  21. ^ "Lauren Simpson, Councilmember for District 2". City of Arvada, Colorado. Archived from the original on October 25, 2022. Retrieved November 12, 2019.
  22. ^ "John Marriott, Councilmember for District 3". City of Arvada, Colorado. Archived from the original on December 8, 2015. Retrieved November 28, 2015.
  23. ^ "David Jones, Councilmember for District 4". City of Arvada, Colorado. Archived from the original on December 8, 2015. Retrieved November 28, 2011.
  24. ^ "Lisa Smith, Councilmember At-Large - City of Arvada". Archived from the original on March 9, 2022. Retrieved March 9, 2022.
  25. ^ "Bob Fifer, Mayor Pro Tem and Councilmember at-Large". City of Arvada, Colorado. Archived from the original on December 8, 2015. Retrieved November 28, 2015.
  26. ^ "The Top 10 Things to Do in Arvada 2017 - Must See Attractions in Arvada, CO | TripAdvisor". Retrieved June 15, 2017.
  27. ^ "Arvado, CO" (PDF). Spring 2014. Retrieved September 7, 2023.
  28. ^ "Clive Cussler - Biography". IMDb. Retrieved April 18, 2016.
  29. ^ Cohen, Jenn (April 13, 2013). "April 13 Feature - Joe King". Colorado Music Buzz. Retrieved April 18, 2016.
  30. ^ Renck, Troy (December 9, 2013). "Former Arvada West star Roy Halladay might have right stuff for Cooperstown". The Denver Post. Retrieved May 18, 2017.
  31. ^ Baca, Ricardo (February 3, 2012). "The Fray's Isaac Slade is proud of his scars". The Denver Post. Retrieved April 18, 2016.
  32. ^ "Fun Facts About Arvada". City of Arvada. Archived from the original on April 27, 2016. Retrieved April 18, 2016.
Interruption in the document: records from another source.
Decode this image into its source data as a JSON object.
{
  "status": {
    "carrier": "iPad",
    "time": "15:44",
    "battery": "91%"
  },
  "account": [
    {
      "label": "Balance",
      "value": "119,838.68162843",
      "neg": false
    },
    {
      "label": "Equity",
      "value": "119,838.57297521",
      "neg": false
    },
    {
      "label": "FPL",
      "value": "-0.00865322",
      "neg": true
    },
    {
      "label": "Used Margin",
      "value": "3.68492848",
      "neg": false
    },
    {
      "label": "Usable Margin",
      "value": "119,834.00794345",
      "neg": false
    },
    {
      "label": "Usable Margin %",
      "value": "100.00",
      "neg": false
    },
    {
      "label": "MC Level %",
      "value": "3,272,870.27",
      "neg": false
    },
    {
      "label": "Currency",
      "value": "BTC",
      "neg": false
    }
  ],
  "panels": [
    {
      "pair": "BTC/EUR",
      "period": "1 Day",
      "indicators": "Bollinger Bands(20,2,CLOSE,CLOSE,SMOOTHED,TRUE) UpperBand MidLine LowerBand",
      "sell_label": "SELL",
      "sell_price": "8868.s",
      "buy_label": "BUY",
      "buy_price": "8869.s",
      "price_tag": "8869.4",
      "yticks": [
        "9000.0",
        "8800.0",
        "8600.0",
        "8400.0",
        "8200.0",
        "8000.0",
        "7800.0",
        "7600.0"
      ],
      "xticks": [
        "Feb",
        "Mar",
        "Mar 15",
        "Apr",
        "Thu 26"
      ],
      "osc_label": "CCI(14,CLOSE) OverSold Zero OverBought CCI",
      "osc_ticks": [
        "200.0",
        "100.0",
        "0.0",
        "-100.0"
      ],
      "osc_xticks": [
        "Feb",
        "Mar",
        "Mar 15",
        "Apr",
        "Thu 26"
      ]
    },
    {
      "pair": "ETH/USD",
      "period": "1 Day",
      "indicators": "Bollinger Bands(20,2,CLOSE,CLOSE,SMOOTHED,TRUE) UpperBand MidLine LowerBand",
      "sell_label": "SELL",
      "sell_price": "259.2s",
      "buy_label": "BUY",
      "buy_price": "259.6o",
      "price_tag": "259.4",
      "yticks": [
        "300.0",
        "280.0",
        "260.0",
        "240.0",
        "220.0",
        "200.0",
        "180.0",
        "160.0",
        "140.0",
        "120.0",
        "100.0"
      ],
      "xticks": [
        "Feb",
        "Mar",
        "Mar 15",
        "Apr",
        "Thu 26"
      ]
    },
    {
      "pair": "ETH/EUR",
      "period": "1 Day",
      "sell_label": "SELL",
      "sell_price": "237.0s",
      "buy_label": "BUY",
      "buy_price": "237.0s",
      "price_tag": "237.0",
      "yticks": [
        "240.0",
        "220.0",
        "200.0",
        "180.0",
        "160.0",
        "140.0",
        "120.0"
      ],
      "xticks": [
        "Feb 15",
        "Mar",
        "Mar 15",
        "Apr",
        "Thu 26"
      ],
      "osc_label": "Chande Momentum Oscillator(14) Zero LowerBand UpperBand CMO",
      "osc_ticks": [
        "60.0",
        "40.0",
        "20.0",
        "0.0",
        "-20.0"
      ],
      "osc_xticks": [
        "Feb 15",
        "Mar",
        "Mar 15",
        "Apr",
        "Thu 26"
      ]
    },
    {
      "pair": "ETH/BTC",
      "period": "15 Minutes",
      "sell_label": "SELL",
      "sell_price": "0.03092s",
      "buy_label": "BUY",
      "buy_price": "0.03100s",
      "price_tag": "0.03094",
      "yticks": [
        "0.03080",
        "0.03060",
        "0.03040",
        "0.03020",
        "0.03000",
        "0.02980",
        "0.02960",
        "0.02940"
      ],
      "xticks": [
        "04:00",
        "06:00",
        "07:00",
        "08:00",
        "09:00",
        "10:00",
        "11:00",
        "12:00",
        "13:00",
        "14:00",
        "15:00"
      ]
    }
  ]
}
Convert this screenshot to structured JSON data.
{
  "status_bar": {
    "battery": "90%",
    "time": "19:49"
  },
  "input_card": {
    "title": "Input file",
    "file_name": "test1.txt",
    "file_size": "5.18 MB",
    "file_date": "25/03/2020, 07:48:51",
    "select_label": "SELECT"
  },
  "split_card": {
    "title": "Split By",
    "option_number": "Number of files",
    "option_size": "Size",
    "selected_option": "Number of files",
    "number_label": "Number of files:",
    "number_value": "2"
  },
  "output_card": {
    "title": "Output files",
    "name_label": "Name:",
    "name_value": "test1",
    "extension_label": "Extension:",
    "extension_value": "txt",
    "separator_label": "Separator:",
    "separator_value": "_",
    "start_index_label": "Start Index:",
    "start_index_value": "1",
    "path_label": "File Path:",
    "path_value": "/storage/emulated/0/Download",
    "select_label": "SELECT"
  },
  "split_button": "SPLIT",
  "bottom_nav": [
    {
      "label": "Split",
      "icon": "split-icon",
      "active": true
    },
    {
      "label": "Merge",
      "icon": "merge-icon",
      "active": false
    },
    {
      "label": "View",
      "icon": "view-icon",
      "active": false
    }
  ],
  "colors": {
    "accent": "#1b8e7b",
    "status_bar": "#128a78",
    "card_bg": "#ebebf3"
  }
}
  33. ^ "Welcome". Arvada Sister Cities International. Retrieved January 18, 2021.

External links